Produce all the records again exactly as they stand.

====== RAW DATA ======

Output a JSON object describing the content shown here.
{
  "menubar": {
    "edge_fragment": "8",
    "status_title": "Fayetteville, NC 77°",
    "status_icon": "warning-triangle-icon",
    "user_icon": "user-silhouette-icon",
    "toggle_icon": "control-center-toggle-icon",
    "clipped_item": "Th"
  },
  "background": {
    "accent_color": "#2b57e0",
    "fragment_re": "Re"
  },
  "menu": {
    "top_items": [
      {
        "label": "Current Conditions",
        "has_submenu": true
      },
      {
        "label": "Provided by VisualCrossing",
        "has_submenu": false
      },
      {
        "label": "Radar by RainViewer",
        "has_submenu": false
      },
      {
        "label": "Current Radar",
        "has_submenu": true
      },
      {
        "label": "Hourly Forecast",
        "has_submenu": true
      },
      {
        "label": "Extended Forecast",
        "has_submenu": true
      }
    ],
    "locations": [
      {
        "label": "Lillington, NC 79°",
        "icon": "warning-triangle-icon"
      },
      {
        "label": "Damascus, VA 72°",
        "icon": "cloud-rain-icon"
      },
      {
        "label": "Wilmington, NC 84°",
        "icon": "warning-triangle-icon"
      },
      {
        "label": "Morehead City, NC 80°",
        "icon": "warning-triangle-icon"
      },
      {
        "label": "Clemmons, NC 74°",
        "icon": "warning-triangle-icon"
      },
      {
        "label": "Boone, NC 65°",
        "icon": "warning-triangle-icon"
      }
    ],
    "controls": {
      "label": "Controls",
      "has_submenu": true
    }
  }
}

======

▸ **SOLUTION FOR THIS TASK**
Output a JSON object describing the content shown here.
{
  "menubar": {
    "edge_fragment": "8",
    "status_title": "Fayetteville, NC 77°",
    "status_icon": "warning-triangle-icon",
    "user_icon": "user-silhouette-icon",
    "toggle_icon": "control-center-toggle-icon",
    "clipped_item": "Th"
  },
  "background": {
    "accent_color": "#2b57e0",
    "fragment_re": "Re"
  },
  "menu": {
    "top_items": [
      {
        "label": "Current Conditions",
        "has_submenu": true
      },
      {
        "label": "Provided by VisualCrossing",
        "has_submenu": false
      },
      {
        "label": "Radar by RainViewer",
        "has_submenu": false
      },
      {
        "label": "Current Radar",
        "has_submenu": true
      },
      {
        "label": "Hourly Forecast",
        "has_submenu": true
      },
      {
        "label": "Extended Forecast",
        "has_submenu": true
      }
    ],
    "locations": [
      {
        "label": "Lillington, NC 79°",
        "icon": "warning-triangle-icon"
      },
      {
        "label": "Damascus, VA 72°",
        "icon": "cloud-rain-icon"
      },
      {
        "label": "Wilmington, NC 84°",
        "icon": "warning-triangle-icon"
      },
      {
        "label": "Morehead City, NC 80°",
        "icon": "warning-triangle-icon"
      },
      {
        "label": "Clemmons, NC 74°",
        "icon": "warning-triangle-icon"
      },
      {
        "label": "Boone, NC 65°",
        "icon": "warning-triangle-icon"
      }
    ],
    "controls": {
      "label": "Controls",
      "has_submenu": true
    }
  }
}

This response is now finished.